Skip to main content

Swap! by Steve Light

Swap! is the fifth picture book I have reviewed by Steve Light and I think it just might be my favorite of them! Swap! is simple and elegant in its story and execution and Light's trademark use of thick lined black and white drawings with well chosen chunks of color are at their best here. I was a bit nervous about reading Swap! out loud to groups of students because the story relies so much on the richly detailed illustrations, but it turned out to be completely engaging for my students and a great way to talk about the history of bartering and synonyms for the word swap. 

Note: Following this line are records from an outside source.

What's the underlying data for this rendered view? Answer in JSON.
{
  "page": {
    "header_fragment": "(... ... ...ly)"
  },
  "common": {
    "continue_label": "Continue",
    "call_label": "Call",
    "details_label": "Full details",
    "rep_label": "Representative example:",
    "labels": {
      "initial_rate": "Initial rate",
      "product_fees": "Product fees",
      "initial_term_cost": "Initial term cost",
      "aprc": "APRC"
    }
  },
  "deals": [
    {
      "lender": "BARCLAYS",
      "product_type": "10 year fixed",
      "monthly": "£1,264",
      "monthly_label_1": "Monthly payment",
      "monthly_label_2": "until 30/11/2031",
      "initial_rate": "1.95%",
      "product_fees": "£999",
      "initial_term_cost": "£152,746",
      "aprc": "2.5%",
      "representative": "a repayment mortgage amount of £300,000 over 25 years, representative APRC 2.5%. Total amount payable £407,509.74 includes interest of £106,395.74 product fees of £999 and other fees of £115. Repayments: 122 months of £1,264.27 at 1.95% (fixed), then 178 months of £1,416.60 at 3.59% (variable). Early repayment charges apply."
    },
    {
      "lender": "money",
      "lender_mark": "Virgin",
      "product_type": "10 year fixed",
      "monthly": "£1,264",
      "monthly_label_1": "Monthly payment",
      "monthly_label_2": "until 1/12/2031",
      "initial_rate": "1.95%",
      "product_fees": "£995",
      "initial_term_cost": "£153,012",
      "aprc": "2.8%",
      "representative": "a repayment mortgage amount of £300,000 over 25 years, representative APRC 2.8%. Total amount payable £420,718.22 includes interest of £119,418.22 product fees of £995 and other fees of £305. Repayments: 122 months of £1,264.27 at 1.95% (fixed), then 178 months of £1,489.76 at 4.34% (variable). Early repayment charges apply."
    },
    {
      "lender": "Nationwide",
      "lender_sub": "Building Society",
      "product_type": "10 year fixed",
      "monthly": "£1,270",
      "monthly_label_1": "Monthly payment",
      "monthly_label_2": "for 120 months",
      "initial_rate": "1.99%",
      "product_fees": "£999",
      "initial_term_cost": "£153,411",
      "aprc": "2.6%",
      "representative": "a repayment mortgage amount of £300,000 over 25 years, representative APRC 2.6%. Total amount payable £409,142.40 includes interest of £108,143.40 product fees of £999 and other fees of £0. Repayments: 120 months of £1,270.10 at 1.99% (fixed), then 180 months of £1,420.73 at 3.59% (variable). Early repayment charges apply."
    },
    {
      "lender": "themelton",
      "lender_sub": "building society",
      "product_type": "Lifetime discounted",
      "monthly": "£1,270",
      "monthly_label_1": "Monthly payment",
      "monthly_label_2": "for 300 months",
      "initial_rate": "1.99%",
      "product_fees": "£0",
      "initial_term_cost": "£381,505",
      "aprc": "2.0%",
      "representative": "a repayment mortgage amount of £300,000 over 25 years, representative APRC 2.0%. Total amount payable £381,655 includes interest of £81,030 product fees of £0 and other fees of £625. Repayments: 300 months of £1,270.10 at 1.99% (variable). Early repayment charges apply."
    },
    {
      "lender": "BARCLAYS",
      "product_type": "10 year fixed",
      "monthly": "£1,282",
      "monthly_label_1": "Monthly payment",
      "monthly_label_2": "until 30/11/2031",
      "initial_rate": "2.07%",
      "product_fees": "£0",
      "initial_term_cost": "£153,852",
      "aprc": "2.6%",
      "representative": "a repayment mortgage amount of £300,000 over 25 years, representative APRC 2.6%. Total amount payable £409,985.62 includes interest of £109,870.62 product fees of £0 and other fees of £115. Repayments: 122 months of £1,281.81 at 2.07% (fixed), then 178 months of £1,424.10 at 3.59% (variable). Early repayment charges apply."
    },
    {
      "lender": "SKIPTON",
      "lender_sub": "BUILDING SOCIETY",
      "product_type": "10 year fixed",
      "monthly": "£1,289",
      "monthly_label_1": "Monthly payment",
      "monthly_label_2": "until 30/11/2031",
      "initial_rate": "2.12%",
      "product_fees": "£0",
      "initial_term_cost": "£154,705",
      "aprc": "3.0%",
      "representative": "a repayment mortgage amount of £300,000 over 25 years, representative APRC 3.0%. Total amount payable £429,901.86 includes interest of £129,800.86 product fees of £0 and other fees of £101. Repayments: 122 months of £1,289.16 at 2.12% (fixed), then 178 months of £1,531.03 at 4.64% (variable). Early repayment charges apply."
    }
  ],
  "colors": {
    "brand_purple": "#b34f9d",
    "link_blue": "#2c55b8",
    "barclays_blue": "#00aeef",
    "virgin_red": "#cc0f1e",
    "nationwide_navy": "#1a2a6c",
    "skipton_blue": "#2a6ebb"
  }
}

A youngster (I honestly could not tell if it was a boy or a girl and discussed this with my students, who always were of mixed opinion, telling them that I loved the ambiguity) with a peg leg wants to help a sad friend, a seafaring fellow with a run down old vessel and a mischievous monkey that readers should be sure to keep their eyes on. Swap! begins, "An old ship. A sad friend. A button . . . An idea. Let's swap!" The boy trades his friend's button for two tea cups. Two teacups become three coils of rope. Two coils of rope - the ship needs a new coil of rope and the intricacies of the trades make this counting book a challenge for readers - are traded for six oars.

Oars become flags, then flags become anchors. Sails, hats, ship's wheels, hats, birds and carved figureheads but a smile on the boy's and the sailor's faces. The industry exhibited in Light's illustrations as the friends make their way through the village trading with various craftsmen and craftswomen is marvelous. And Light's sparse but well chosen text leaves much room for imagination and storytelling by little listeners and readers, not to mention the opportunity to discuss bartering and economics. Swap! is a brilliant picture book with a timeless feel that is a joy to read over and over!

More Books by Steve Light!


Popular posts from this blog

Made by Dad: 67 Blueprints for Making Cool Stuff - Projects You Can Build For (and With) Kids! by Scott Bedford

On his personal website, Scott Bedforddescribes himself as an "Award Winning Online Creative Professional" working within the advertising and design industry. What is more interesting (and applicable here) is how hisWhat I Made website came to be. While sitting in a Starbucks with his restless young sons, trying to enjoy his latte, Bedford created something out of coffee stir sticks that ended up keeping his boys entertained, finishing his coffee in peace and sparking (re-sparking, really) his creative drive and reminding him of the "enormous joy gained from making things, even simple things, and that this joy is not the complexity or quality of the finished project but in the process of making itself. On Bedford'sWhat I Made website, he even shares Six Cool Coffee Shop Crafts for Kidsthat you can try out next time you want to enjoy your coffee and your kids are making that difficult. I've shared two below - be sure to check out the website and see the rest!


How to Choose Age Appropriate Books for Advanced Readers

How to Choose Age Appropriate Books for Advanced Readers remains the most read post on my blog since I wrote it in 2012. Because of this, I have cleaned up this post, tightened the writing and added in any pertinent information that has come about since it originally ran. When I first started in August of 2008, I was scrambling for content, finding my purpose and my voice and not always doing my best writing. How to Choose Age Appropriate Books for Advanced Readers was one of the first articles I wrote and, as a bookseller and a book reviewer, and now as an elementary school librarian where I have gone from working with kids reading well beyond their grade level to kids reading well below, this philosophy remains my organizing principle and central focus when reading and recommending books to parents and children. 

In the interest of my mission and the attention this article continues to receive, I have updated and expanded this article and included a guide to using …

POP-UP: Everything You Need to Know to Create Your Own Pop-Up Book, paper engineering by Ruth Wickings, illustrations by Frances Castle RL: All ages

POP-UP:  Everything You Need to Know to Create Your Own Pop-Up Book with paper engineering by Ruth Wickings and illustrations by Frances Castle is THE COOLEST BOOK EVER!!!  I know that I haven't dedicated much time to pop-up books here, but they have always held a special place in my heart, and the phrase "paper engineering" is a favorite of mine. Although I didn't know what it was at the time, I did go through a paper engineering phase when I was ten or so. I would sneak off to the back of the classroom during independent work periods and go to town on the construction paper and glue and make these little free-standing dioramas. A huge fan of The Muppet Show (the original), I reconstructed the all-baby orchestra from an episode, drawing and coloring each baby and his/her instrument then gluing them onto a 3D orchestra section I had crafted out of brown construction paper.  I also made a 3D version of Snidely Whiplash throwing Nell off a cliff with Dudley Do-Right wa…